World has not been the same since the dawn of last decade. With increasing number of cross-border transactions international commercial and investment arbitrations have also increased concurrently. Arbitration is more efficient and time saving procedure (compared to domestic jurisdiction), but various expenses such as legal fees, arbitrator’s fees, attendant costs, venue costs, regular fees, miscellaneous expenses etc. makes arbitration a difficult process for parties. In order to help the weaker financial claimants, the concept of third-party funding came into existence. Third party funding is a concept in which a party which has no prior interest in the legal dispute provides finance to one of the parties with a hope getting a share in the damages awarded or a part of the settlement. The evolving phenomenon of third-party funding has taken the legal world by storm. However, it is important to note that India has been silent spectator with regard to this issue and continues to maintain the same stance. While many developing countries have made changes in their legislations in order to accommodate this process, India is yet to make a move.

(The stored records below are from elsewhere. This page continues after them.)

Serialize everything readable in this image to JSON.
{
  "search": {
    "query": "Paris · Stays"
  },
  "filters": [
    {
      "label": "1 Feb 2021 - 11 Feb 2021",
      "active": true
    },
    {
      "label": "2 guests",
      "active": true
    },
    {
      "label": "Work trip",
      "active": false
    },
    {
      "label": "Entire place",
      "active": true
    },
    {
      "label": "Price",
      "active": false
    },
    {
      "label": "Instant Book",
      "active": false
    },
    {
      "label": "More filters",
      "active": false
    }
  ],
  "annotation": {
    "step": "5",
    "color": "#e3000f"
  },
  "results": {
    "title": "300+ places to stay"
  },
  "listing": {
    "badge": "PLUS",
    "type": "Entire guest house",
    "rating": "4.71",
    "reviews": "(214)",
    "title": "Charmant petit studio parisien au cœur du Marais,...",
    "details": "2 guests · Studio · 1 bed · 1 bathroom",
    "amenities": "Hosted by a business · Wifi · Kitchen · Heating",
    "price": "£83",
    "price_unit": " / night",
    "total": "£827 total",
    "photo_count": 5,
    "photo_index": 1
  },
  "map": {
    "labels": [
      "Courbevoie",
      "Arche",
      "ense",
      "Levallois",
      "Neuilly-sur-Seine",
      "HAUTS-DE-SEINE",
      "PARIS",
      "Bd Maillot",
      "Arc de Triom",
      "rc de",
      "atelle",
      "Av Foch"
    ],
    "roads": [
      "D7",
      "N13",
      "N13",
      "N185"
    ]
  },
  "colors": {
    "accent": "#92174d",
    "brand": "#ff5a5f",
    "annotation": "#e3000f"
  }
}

In this paper we have a discussed the concept of third-party funding in detail along with its pros and cons, practices in foreign countries and the status of third-party funding in India.

Weaponisation of Sedition and the UAPA to Curb Free Speech in India

In recent times, the UAPA and Sedition laws have been used against journalists, politicians, and students who criticize the central government or its leaders. This article discusses the Unlawful Activities Prevention Act before and after the 2019 amendment, and the Section 124A of the Indian Penal code that criminalizes Sedition in India. This article throws light on how the central government under the UAPA has the power to (A) Label an INDIVIDUAL as a terrorist (B) How the REVIEW COMITEE (established under SECTION 37) for reviewing the decision of the Central government is constituted by the central government itself, and also about the abuse of Section 124 A by Private citizens against people who criticize the central government or its leaders through speeches, tweets, or other forms of social media posts. Most people charged under this section have no prior Criminal record and are often acquitted by the court. However, people are subjected to long pretrial custody and expensive legal battles.
Data from National crime records bureau have been cited as evidence. Recent cases after the NCB report of 2019 was published too have been cited. The article concludes with a quote from a Special Rapporteur criticizing the actions of the government, and how these laws could threaten democracy in the future.
Keywords: UAPA, Section 124A, Free Speech, Government